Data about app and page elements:
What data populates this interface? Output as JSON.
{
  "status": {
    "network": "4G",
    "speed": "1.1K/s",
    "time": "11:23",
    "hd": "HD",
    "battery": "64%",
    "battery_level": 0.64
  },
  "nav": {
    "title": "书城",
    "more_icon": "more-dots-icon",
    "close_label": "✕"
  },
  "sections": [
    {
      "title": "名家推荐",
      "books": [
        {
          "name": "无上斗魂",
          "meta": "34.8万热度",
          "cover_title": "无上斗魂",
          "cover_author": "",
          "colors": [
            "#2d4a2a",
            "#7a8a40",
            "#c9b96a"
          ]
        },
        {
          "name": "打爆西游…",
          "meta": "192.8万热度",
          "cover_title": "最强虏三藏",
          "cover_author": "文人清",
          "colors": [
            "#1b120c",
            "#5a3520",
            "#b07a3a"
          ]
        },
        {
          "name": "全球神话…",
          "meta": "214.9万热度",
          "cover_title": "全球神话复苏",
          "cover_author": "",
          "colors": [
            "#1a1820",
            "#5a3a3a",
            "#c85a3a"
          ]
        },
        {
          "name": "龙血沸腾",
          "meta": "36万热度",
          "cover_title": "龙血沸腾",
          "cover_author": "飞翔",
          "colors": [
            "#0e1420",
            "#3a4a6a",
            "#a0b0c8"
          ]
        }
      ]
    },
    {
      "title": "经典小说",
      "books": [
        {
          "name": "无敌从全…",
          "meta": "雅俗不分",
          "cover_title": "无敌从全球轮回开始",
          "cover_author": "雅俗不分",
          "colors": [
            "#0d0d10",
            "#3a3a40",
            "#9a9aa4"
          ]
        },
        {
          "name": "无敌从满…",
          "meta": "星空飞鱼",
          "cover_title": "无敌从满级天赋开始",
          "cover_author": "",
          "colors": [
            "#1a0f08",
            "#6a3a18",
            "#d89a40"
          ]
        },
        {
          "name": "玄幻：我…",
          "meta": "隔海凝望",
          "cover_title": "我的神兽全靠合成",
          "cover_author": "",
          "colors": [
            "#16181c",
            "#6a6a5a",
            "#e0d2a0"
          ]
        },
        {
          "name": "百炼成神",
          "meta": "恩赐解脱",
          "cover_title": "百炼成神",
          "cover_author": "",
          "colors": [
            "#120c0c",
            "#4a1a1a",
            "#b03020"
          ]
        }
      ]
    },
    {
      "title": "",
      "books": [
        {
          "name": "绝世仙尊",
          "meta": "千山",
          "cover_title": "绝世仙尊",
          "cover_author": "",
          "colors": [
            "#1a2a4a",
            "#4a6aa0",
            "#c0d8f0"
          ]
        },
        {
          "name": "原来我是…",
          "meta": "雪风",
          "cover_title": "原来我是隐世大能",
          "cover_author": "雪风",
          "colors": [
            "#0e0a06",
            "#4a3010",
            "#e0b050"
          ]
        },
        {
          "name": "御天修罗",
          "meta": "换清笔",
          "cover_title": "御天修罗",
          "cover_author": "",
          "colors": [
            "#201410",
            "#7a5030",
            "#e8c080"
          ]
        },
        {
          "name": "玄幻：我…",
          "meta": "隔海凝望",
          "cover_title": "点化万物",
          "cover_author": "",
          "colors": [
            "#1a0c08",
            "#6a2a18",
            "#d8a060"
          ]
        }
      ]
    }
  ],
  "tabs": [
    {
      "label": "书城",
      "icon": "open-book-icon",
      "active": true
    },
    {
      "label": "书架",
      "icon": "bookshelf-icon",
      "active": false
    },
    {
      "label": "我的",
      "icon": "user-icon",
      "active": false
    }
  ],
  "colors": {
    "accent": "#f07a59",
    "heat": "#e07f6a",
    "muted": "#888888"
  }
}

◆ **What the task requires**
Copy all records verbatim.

◆ **Solution to the problem**
What data populates this interface? Output as JSON.
{
  "status": {
    "network": "4G",
    "speed": "1.1K/s",
    "time": "11:23",
    "hd": "HD",
    "battery": "64%",
    "battery_level": 0.64
  },
  "nav": {
    "title": "书城",
    "more_icon": "more-dots-icon",
    "close_label": "✕"
  },
  "sections": [
    {
      "title": "名家推荐",
      "books": [
        {
          "name": "无上斗魂",
          "meta": "34.8万热度",
          "cover_title": "无上斗魂",
          "cover_author": "",
          "colors": [
            "#2d4a2a",
            "#7a8a40",
            "#c9b96a"
          ]
        },
        {
          "name": "打爆西游…",
          "meta": "192.8万热度",
          "cover_title": "最强虏三藏",
          "cover_author": "文人清",
          "colors": [
            "#1b120c",
            "#5a3520",
            "#b07a3a"
          ]
        },
        {
          "name": "全球神话…",
          "meta": "214.9万热度",
          "cover_title": "全球神话复苏",
          "cover_author": "",
          "colors": [
            "#1a1820",
            "#5a3a3a",
            "#c85a3a"
          ]
        },
        {
          "name": "龙血沸腾",
          "meta": "36万热度",
          "cover_title": "龙血沸腾",
          "cover_author": "飞翔",
          "colors": [
            "#0e1420",
            "#3a4a6a",
            "#a0b0c8"
          ]
        }
      ]
    },
    {
      "title": "经典小说",
      "books": [
        {
          "name": "无敌从全…",
          "meta": "雅俗不分",
          "cover_title": "无敌从全球轮回开始",
          "cover_author": "雅俗不分",
          "colors": [
            "#0d0d10",
            "#3a3a40",
            "#9a9aa4"
          ]
        },
        {
          "name": "无敌从满…",
          "meta": "星空飞鱼",
          "cover_title": "无敌从满级天赋开始",
          "cover_author": "",
          "colors": [
            "#1a0f08",
            "#6a3a18",
            "#d89a40"
          ]
        },
        {
          "name": "玄幻：我…",
          "meta": "隔海凝望",
          "cover_title": "我的神兽全靠合成",
          "cover_author": "",
          "colors": [
            "#16181c",
            "#6a6a5a",
            "#e0d2a0"
          ]
        },
        {
          "name": "百炼成神",
          "meta": "恩赐解脱",
          "cover_title": "百炼成神",
          "cover_author": "",
          "colors": [
            "#120c0c",
            "#4a1a1a",
            "#b03020"
          ]
        }
      ]
    },
    {
      "title": "",
      "books": [
        {
          "name": "绝世仙尊",
          "meta": "千山",
          "cover_title": "绝世仙尊",
          "cover_author": "",
          "colors": [
            "#1a2a4a",
            "#4a6aa0",
            "#c0d8f0"
          ]
        },
        {
          "name": "原来我是…",
          "meta": "雪风",
          "cover_title": "原来我是隐世大能",
          "cover_author": "雪风",
          "colors": [
            "#0e0a06",
            "#4a3010",
            "#e0b050"
          ]
        },
        {
          "name": "御天修罗",
          "meta": "换清笔",
          "cover_title": "御天修罗",
          "cover_author": "",
          "colors": [
            "#201410",
            "#7a5030",
            "#e8c080"
          ]
        },
        {
          "name": "玄幻：我…",
          "meta": "隔海凝望",
          "cover_title": "点化万物",
          "cover_author": "",
          "colors": [
            "#1a0c08",
            "#6a2a18",
            "#d8a060"
          ]
        }
      ]
    }
  ],
  "tabs": [
    {
      "label": "书城",
      "icon": "open-book-icon",
      "active": true
    },
    {
      "label": "书架",
      "icon": "bookshelf-icon",
      "active": false
    },
    {
      "label": "我的",
      "icon": "user-icon",
      "active": false
    }
  ],
  "colors": {
    "accent": "#f07a59",
    "heat": "#e07f6a",
    "muted": "#888888"
  }
}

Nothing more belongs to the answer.